"History is gone, now it's a theme park": What you see today as Yangguan Pass -- a 70km drive southwest of Dunhuang -- is actually the ruins of a beacon tower indicating the possible location of the original gate nearby. The original Yangguan was first built in 150BC and has not been preserved through the century. No one knows where is the exact location of the real Yangguan Pass. Therefore, what you're paying RMB 50 admission ticket to see is just the sandy beacon tower at the top of the hill -- everything else is basically newly built in modern times.

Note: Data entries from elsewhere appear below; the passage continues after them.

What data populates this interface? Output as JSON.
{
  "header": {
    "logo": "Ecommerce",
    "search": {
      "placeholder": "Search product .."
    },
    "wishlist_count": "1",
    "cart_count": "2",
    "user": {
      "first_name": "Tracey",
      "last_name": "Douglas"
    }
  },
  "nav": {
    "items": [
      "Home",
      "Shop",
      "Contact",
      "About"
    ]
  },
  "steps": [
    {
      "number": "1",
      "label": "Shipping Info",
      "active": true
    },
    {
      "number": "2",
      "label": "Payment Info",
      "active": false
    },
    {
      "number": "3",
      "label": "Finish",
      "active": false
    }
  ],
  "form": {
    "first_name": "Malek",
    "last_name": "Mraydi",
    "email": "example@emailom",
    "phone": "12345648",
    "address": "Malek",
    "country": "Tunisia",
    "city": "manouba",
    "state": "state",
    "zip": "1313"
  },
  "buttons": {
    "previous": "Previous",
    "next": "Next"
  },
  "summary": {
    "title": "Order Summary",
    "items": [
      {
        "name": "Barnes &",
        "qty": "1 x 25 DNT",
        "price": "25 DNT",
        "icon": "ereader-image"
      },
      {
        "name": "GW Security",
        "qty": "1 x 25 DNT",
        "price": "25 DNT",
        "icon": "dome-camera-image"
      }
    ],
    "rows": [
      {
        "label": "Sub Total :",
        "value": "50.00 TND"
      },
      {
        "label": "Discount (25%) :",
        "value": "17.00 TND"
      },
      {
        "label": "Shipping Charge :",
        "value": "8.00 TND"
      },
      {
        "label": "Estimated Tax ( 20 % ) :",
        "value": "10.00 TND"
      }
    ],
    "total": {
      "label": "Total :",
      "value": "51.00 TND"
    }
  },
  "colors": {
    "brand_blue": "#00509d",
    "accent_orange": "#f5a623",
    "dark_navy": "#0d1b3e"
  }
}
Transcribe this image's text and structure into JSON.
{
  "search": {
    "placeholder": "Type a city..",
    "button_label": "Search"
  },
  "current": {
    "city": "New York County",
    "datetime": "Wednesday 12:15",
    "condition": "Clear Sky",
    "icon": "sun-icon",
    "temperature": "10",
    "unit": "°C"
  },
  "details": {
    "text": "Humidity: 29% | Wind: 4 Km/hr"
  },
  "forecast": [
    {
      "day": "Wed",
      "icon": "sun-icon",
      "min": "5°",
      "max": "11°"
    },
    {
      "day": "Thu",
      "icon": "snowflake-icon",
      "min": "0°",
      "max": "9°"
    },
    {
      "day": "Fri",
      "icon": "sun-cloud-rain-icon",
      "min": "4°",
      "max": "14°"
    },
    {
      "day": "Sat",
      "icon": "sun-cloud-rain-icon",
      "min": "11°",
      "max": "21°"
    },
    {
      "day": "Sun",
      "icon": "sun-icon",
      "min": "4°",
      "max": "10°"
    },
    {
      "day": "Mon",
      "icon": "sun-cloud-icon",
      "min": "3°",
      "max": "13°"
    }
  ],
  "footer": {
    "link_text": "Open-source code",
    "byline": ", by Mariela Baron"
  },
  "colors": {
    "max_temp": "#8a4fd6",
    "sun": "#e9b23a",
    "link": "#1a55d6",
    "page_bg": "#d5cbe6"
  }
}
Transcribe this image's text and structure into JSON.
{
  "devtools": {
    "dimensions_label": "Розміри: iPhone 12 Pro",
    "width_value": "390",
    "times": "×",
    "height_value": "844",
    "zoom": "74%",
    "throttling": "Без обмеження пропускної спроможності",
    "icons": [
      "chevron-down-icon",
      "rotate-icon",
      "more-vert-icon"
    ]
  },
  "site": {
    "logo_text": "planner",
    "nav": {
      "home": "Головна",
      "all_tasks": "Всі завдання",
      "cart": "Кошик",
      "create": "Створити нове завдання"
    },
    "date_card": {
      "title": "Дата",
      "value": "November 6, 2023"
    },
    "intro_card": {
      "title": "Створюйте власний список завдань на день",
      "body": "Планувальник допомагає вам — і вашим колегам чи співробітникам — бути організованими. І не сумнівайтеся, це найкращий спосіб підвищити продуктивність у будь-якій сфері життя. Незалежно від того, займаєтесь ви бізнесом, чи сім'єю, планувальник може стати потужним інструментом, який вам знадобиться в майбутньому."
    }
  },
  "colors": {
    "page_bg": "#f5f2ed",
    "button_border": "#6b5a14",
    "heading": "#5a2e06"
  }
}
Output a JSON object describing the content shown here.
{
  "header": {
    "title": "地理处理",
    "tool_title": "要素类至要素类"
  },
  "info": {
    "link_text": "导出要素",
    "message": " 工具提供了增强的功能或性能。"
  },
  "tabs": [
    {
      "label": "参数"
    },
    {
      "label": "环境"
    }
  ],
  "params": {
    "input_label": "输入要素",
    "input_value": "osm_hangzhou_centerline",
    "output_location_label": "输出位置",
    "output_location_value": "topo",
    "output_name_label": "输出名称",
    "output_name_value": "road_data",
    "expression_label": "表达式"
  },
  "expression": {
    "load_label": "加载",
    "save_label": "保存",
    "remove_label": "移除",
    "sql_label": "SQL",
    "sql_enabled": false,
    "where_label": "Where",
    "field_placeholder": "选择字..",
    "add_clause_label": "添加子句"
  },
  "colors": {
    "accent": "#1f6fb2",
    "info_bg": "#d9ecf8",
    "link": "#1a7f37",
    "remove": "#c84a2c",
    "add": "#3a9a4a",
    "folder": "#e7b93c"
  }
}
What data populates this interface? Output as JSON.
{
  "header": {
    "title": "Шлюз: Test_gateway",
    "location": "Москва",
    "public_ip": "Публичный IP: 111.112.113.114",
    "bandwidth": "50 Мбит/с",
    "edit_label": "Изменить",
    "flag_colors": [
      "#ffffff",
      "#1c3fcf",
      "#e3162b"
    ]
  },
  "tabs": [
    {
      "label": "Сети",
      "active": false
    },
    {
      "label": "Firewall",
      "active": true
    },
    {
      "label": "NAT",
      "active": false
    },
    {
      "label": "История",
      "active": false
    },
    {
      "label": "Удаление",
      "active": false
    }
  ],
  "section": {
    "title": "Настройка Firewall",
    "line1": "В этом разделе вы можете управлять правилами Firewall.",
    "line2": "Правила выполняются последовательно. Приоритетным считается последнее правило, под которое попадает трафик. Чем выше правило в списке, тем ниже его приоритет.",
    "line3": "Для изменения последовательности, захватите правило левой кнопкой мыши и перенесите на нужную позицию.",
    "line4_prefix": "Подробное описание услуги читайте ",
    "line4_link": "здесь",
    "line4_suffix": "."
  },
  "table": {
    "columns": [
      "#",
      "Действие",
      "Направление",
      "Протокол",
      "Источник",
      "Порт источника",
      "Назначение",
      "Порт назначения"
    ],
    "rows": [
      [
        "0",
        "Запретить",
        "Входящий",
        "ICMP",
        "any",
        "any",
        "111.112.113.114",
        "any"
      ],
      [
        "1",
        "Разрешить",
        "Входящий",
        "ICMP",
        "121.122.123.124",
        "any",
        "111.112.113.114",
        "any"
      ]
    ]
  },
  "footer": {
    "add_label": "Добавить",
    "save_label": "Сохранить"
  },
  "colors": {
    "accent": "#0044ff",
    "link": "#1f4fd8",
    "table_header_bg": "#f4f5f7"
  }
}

It takes a lot of imagination to understand the former splendor and poetic meaning of this place. In the Han dynasty through to Tang dynasty, this is one of the two gates where traders, Buddhist pilgrims and other travelers have to go through in order to leave China and head towards India or the Middle East. In Tang dynasty, the Buddhist monk Xuanzhuang, popularized in the novel "Journey to the West" (aka The Monkey King), returned from India via the Yangguan Gate carrying important Buddhist texts and translations.

I'm told that on the south of the hilltop, the locals call this the "antique beach" because over the years, many pottery, jewelry, coins from ancient times, as well as the remnants of houses etc. were found in this area. In reality, I didn't see anything but barren land on the southern slopes of the hill.

Yangguan Pass
Yangguan Pass

Today, what you find is a very basic museum describing the Han dynasty (when Yangguan was first built) -- people's lives, what weapons the military used for defence, what the farms looked like, etc. All very basic things you can see in major Chinese museums, if you have visited Beijing's museums you can absolutely skip this part.

If you're visiting in the summer and if you have children with you, there are war games here you might like to take advantage of. But I visited during low season, when everything was practically closed down, so I am not sure of the prices.

If you pay RMB 20 to take an electric vehicle up the hill and back (essential for visiting during the summer), then you are provided with a tour guide for free. However, if you choose to walk up the hill yourself, the tour guide will not walk up with you.

Since I was visiting in mid-February when it was still -5 degrees C during the day, the site had no other tourists and everything looked deserted. I was told the scenery is great during the summer. Perhaps when you visit, you'll see what I missed!

Yangguan Pass
Yangguan Pass

How to get Yangguan Pass

Yangguan Pass is midway between Lanzhou and Urumuqi on the edge of the Taklamakan Desert, in northern Gansu Province, northern Central China. Yang Pass is located 70 kilometers (44 miles) northwest of Dunhuang City (the closest place with an airport), Gansu Province, or over 300 kilometers (450 miles) by road from the small town of Yumen (the nearest place with a railway station). China Travel Servive use high-quality air-conditioned private transport to take the hassle out of getting to the wall.

Yangguan Pass Travel Tips

The area has a dry climate with strong ultraviolet, so a pair of sun-glasses, a hat and a scarf are necessary; you are also suggested to take sufficient bottled water;
Wear a pair of comfortable shoes that are suitable for long walking in sands;
The nearby Nanhu Lake and Grape Valley are also good places to learn about the local customs.